What you have to do —
Look through the entries that follow and return each line that has the string "Effects".

Exercise materials —
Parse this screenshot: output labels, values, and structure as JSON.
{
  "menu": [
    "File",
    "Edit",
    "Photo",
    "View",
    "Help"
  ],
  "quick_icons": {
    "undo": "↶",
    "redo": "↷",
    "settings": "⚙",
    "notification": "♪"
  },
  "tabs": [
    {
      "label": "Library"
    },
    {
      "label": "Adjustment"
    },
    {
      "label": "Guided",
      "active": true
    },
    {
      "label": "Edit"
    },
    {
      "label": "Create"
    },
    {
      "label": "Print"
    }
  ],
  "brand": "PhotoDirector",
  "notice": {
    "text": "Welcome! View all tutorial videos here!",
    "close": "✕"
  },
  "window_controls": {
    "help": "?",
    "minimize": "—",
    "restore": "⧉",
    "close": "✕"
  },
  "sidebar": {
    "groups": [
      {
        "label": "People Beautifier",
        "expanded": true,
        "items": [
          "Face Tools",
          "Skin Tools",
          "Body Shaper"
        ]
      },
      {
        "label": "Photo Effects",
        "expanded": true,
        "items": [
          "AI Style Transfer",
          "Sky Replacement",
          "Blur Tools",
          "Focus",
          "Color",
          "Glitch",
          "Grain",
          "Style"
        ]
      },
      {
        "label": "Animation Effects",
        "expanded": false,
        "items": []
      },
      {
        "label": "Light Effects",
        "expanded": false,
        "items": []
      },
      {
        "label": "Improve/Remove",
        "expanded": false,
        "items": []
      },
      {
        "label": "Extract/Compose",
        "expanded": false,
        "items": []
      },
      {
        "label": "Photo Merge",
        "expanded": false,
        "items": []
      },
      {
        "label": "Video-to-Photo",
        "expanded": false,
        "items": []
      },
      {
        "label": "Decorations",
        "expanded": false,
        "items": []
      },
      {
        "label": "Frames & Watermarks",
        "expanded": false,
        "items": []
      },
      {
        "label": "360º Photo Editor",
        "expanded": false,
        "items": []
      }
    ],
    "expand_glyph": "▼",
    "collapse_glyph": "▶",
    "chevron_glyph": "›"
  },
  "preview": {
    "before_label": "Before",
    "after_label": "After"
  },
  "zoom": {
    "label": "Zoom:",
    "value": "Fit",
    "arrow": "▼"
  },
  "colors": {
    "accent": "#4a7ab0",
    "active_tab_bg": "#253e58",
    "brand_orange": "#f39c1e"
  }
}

Result —
        "label": "Photo Effects",
        "label": "Animation Effects",
        "label": "Light Effects",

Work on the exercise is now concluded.